(SUPPLIED ENTRIES)

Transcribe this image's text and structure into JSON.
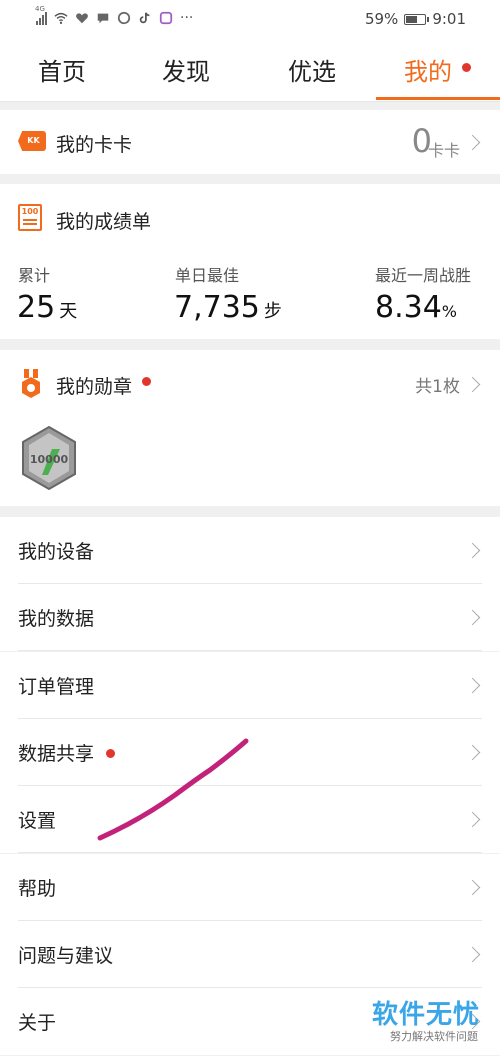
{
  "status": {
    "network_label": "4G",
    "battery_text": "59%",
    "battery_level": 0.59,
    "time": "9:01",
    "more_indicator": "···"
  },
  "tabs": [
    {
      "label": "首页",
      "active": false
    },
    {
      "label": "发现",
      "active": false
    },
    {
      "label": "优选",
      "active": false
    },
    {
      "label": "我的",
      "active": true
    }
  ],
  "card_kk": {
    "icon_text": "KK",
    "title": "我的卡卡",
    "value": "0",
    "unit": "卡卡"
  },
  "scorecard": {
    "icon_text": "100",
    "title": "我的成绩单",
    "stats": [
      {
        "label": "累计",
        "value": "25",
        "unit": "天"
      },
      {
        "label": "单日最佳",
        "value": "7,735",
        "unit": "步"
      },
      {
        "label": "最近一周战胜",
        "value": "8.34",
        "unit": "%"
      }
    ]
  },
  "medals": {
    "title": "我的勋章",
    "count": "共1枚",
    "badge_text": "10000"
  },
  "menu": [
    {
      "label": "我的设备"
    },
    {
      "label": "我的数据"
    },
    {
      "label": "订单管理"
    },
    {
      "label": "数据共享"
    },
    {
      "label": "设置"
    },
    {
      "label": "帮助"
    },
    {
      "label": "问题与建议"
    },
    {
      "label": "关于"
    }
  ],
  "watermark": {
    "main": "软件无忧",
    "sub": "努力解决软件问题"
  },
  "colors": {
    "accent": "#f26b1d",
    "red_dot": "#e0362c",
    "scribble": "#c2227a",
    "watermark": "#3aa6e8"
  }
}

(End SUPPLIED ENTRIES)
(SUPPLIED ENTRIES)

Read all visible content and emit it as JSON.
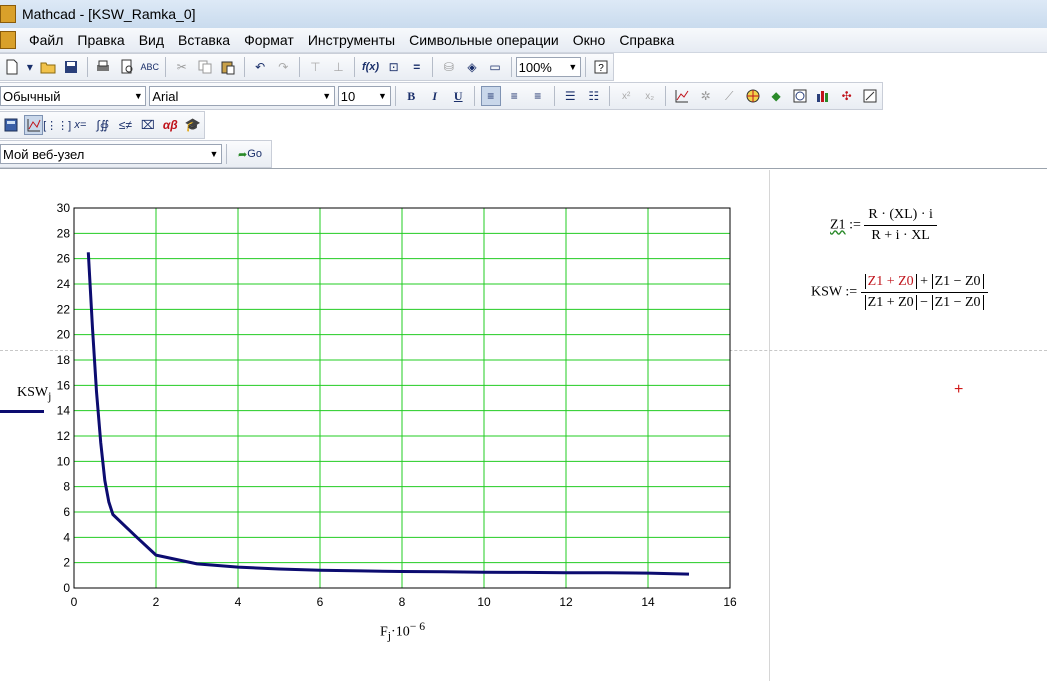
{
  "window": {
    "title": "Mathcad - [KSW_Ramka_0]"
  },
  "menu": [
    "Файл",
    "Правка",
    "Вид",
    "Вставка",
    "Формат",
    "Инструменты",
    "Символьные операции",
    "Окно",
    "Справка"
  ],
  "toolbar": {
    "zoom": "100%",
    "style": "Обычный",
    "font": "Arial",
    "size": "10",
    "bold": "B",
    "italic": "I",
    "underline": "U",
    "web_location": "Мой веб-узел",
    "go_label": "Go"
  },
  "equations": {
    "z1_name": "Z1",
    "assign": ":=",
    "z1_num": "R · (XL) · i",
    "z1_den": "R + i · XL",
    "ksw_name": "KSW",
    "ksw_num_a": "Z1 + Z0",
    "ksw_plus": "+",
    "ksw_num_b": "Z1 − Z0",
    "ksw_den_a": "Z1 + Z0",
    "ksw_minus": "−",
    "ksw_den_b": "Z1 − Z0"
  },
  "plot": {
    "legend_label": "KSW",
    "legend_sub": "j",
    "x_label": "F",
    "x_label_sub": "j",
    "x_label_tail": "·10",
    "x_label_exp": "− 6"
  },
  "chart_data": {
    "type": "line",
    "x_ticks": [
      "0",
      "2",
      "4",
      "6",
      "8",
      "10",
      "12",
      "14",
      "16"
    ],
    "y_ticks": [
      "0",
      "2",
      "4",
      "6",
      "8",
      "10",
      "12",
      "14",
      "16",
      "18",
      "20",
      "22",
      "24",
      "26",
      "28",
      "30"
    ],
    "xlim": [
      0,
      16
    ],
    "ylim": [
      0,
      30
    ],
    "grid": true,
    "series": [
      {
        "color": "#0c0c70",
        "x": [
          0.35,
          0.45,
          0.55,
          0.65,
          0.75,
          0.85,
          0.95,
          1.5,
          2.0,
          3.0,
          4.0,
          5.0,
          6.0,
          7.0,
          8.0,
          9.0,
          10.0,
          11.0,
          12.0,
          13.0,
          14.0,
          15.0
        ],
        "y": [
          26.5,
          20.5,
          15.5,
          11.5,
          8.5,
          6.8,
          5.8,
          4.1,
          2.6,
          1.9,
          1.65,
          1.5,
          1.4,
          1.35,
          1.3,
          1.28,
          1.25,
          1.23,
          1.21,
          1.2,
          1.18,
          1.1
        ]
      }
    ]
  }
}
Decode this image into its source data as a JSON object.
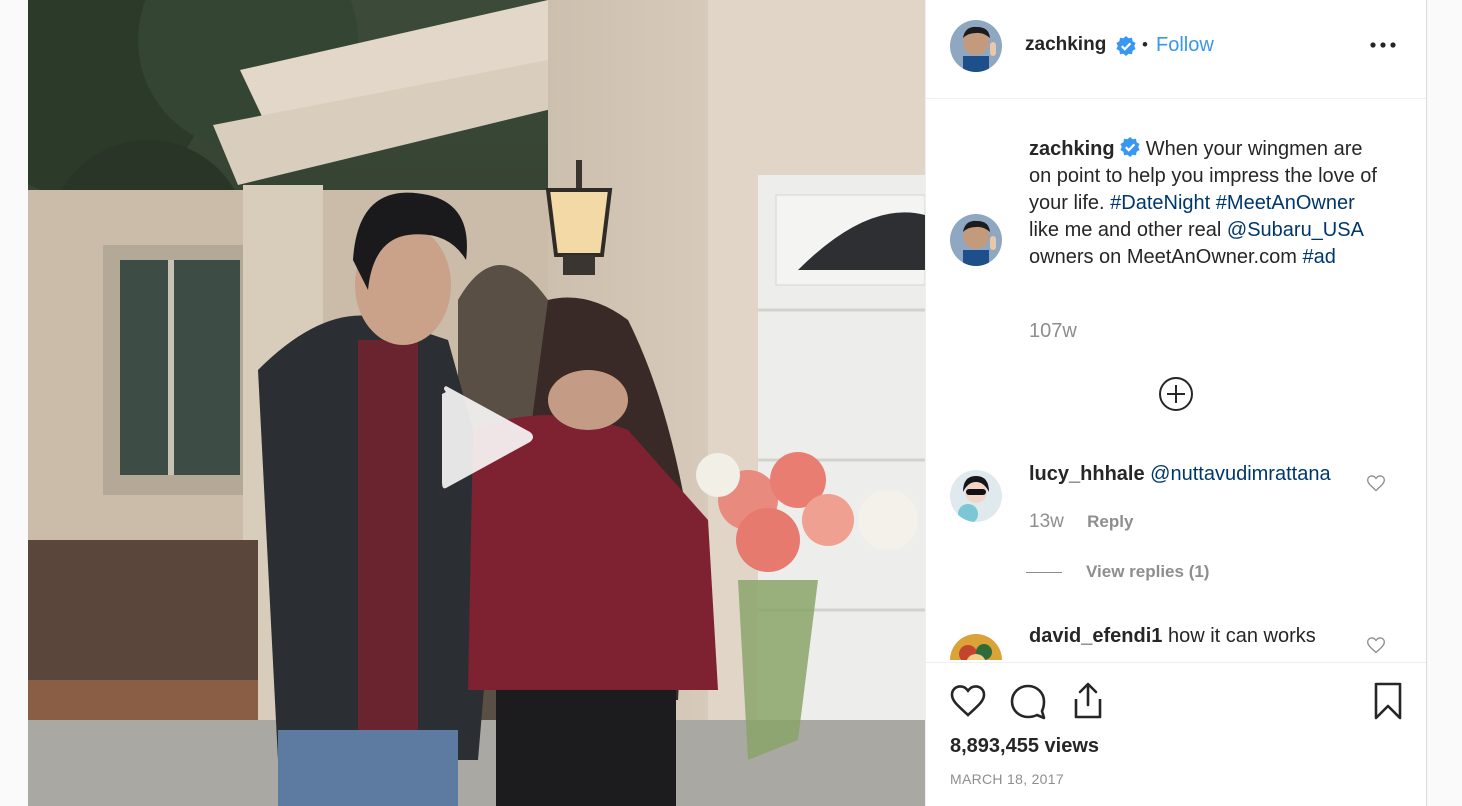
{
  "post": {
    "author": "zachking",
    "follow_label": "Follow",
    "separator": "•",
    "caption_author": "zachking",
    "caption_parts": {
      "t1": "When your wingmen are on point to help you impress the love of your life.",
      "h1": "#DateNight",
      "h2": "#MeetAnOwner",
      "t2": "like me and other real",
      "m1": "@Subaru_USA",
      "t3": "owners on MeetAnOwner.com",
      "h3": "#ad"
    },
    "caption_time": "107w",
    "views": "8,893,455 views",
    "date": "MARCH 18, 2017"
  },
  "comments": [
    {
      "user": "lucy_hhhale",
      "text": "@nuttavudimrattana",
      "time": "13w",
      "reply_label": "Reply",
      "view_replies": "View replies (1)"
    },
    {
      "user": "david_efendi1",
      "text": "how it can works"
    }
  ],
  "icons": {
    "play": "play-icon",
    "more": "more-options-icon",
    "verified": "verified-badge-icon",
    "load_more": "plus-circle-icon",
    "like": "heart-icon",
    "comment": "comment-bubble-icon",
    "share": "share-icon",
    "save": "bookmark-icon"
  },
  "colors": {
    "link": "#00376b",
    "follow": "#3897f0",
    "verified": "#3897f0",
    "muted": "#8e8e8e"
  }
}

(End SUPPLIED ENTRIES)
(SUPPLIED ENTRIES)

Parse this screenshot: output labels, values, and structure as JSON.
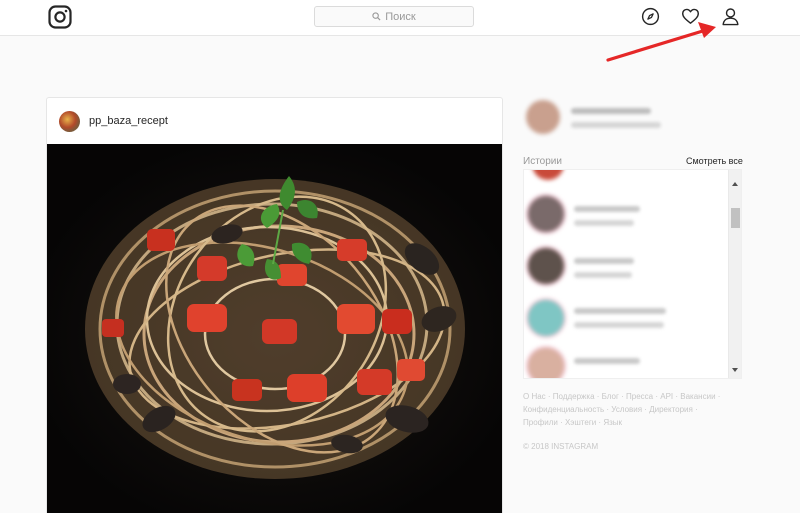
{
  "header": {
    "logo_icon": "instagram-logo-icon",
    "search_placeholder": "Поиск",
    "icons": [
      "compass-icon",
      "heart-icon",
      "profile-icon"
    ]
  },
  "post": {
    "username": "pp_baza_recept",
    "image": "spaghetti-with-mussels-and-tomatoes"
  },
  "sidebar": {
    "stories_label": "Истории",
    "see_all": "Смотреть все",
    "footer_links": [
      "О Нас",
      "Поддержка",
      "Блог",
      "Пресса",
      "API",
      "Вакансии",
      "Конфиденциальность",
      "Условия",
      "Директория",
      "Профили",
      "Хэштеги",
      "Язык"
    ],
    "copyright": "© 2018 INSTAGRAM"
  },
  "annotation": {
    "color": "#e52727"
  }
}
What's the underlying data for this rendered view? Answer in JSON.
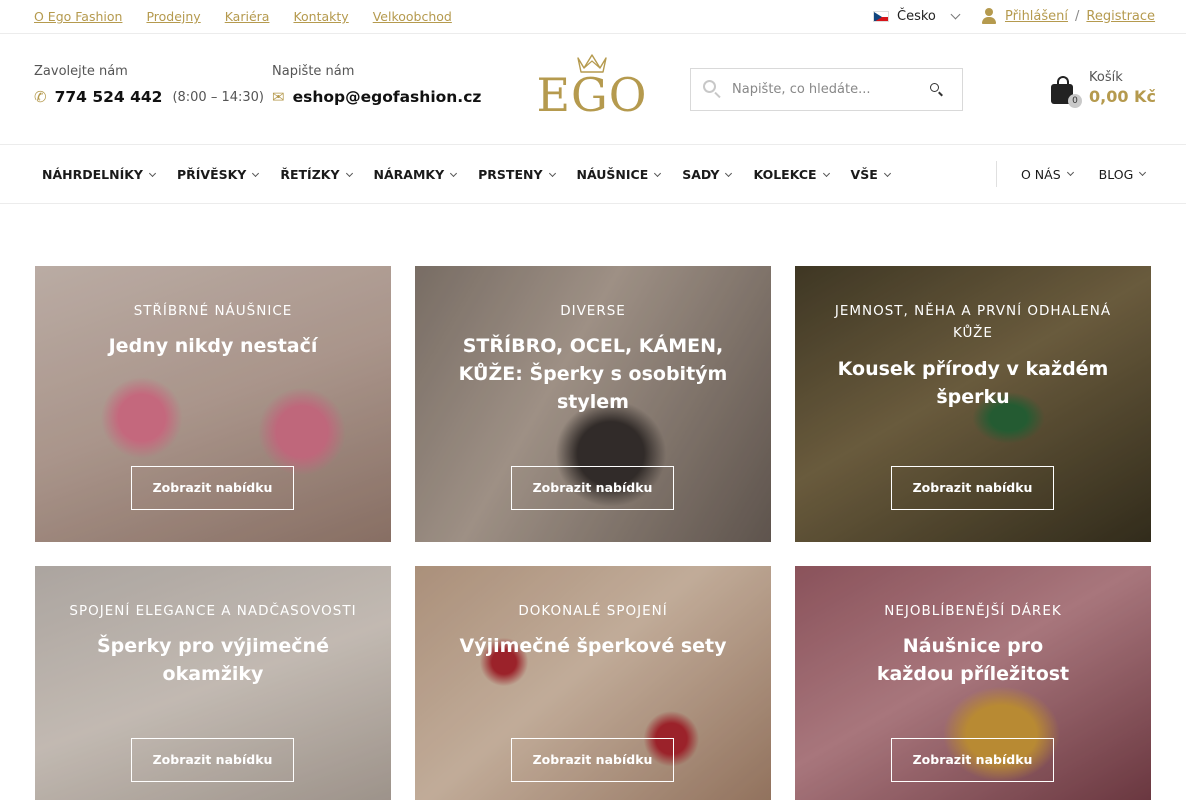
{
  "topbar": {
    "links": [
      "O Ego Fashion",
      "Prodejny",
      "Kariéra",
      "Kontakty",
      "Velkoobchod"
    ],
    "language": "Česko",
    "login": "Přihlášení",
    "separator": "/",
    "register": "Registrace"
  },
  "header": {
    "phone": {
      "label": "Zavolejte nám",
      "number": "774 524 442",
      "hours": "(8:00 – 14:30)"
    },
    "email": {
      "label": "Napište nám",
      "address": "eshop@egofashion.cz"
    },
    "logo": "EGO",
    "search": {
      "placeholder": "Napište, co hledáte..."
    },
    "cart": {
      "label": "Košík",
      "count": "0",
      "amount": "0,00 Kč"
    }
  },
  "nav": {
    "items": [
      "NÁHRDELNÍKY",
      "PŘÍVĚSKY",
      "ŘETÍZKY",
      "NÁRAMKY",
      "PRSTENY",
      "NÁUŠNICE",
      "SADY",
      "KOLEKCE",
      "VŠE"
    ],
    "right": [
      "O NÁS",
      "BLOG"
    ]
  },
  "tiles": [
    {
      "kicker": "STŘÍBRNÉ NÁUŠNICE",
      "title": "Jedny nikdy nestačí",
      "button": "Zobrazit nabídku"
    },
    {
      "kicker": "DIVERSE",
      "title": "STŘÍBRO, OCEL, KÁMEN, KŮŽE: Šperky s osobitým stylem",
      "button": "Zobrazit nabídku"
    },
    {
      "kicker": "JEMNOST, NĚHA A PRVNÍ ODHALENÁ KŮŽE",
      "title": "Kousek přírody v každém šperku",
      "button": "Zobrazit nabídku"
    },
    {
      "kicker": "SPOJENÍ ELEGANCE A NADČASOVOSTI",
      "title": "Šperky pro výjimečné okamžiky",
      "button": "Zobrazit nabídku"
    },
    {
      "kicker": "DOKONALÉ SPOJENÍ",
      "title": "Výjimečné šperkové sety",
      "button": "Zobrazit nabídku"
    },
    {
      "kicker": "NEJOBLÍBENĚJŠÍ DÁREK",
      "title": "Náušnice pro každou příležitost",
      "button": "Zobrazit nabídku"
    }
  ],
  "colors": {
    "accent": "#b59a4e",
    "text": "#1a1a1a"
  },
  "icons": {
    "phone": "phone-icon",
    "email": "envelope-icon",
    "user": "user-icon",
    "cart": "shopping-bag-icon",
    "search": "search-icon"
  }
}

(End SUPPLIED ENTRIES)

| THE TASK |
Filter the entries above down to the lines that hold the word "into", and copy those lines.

| WRITTEN ANSWER |
Transcribe this image's text and structure into JSON.
Decode this image into its source data as a JSON object.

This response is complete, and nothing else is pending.